52:41 JP: Very sad indeed. Bob, I have another question for you from Jared Nolan - who asks if the banks are likely to lend on hotel acquisitions?
53:04 BS: There are a number of things in the mix here. If you’re an acquirer of hotels, when is the right time to buy? We had a virtual meeting with Deloitte a couple of weeks ago who are seeking to acquire hotels. If you have a hotel and decide to sell it right now, you’d probably get a buyer. But I would hesitate to speculate at what price. It may well be that investors with liquidity will bide their time a little. As to where values are at this point in time? I’m unsure. It’s difficult to gauge. An asset is worth what a person is willing to pay for it at a particular point in time. In this financial crisis, the movement from peak to trough in regional hotel values in the UK was about 40%. In London though it didn’t move, as it’s far more resilient. Regionally it was wide. Would banks be willing to finance the purchase of a hotel? My answer, let’s talk about a particular proposal and we’ll do our best. But, that comes with a rider, that borrowing money or lending money is not about loans of value. What this current situation forces us to relearn is that it’s all about cash flow and it only ever is. The value of an operational hotel asset is a multiple of its cash flow. If you came to talk to me or my colleagues about funding a hotel even pre and certainly post covid, and you tried to talk about loans of value I’d stop you very quickly and talk about cash flow. Therein lies the fundamental problem, as this is something we have zero visibility of at this point in time. Acquiring hotel assets to be fair, at this point in time, is probably rather more of an equity play than anything else.

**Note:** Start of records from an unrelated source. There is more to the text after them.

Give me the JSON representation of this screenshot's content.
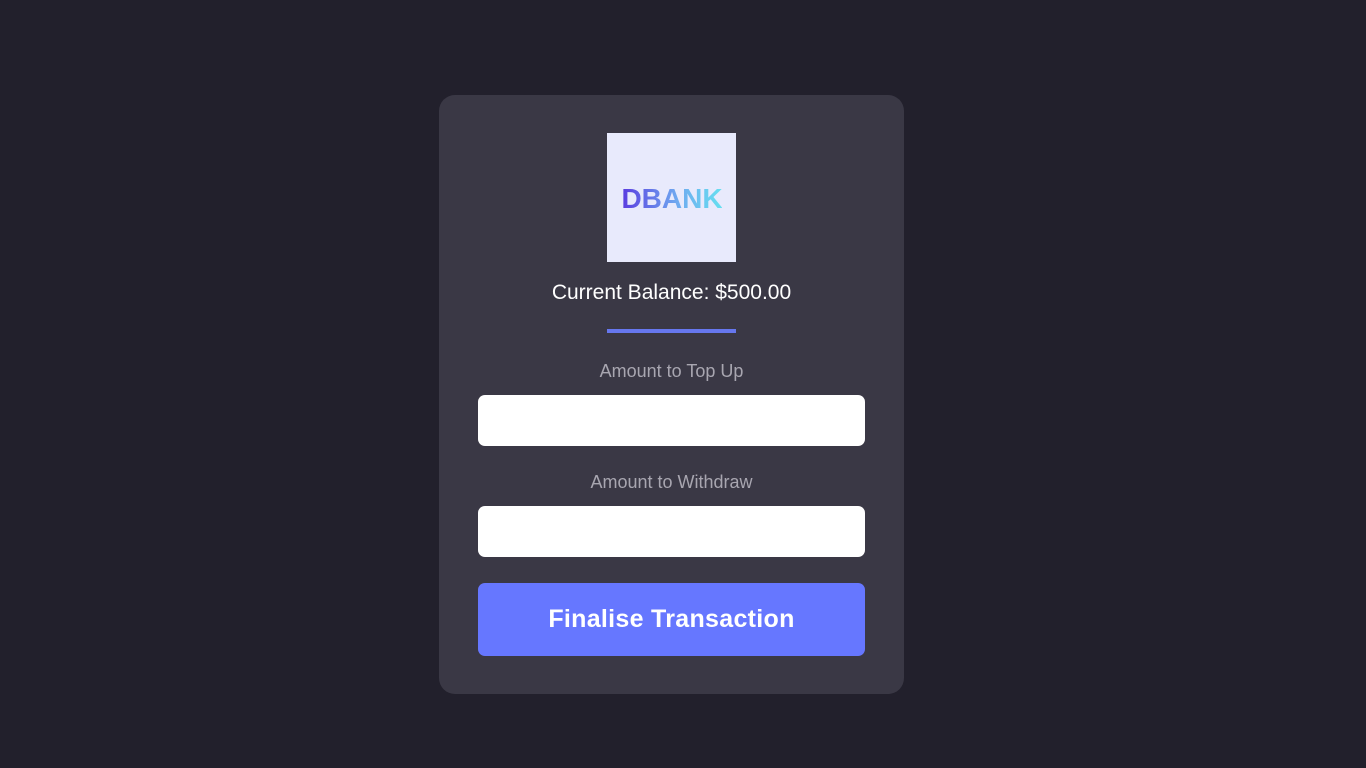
{
  "brand": {
    "logo_text": "DBANK",
    "logo_gradient": [
      "#5a3ce0",
      "#6fa9f0",
      "#66e0f0"
    ],
    "logo_background": "#e8eafc"
  },
  "balance": {
    "text": "Current Balance: $500.00"
  },
  "top_up": {
    "label": "Amount to Top Up",
    "value": "",
    "placeholder": ""
  },
  "withdraw": {
    "label": "Amount to Withdraw",
    "value": "",
    "placeholder": ""
  },
  "actions": {
    "finalise_label": "Finalise Transaction"
  },
  "colors": {
    "page_background": "#22202c",
    "card_background": "#3a3845",
    "accent": "#6677ff",
    "label_text": "#a8a6b0"
  }
}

57:06 JP: A comprehensive question and answer. Just a quick one for you, from Simon Husburth, what does covid-19 do to hotel values where ground leases have been put in place?
57:25 BS: I honestly don’t know. I don’t know that the valuers know either. Much depends on the stance of the freeholder. The finance communities approach to ground leases has been varied. A lot of lenders would not go anywhere near a ground lease hotel asset, as there are fundamental issues. It is debt by another name. Also, you have a rental burden that increases year on year on year. If you plot it graphically there will come a point in time in the cycle, covid aside, when the rent has risen to a level where it is no longer sustainable and can’t be paid. Then you run the risk either as an equity investor or as a lender, that the freeholder says thanks, but I’ll have the keys back and then your equity interest evaporates and the lender loses all of their money. Even pre-covid it is likely the buyer pulled and therefore the multiples to be paid on ground lease hotels. The value of those assets right now? I can’t tell you.
59:31 JP: Thank you. To listeners, the advice we’ve given today has been on our best knowledge. But should you want formal advice, please do contact your own bank manager, accountant or whoever that may be.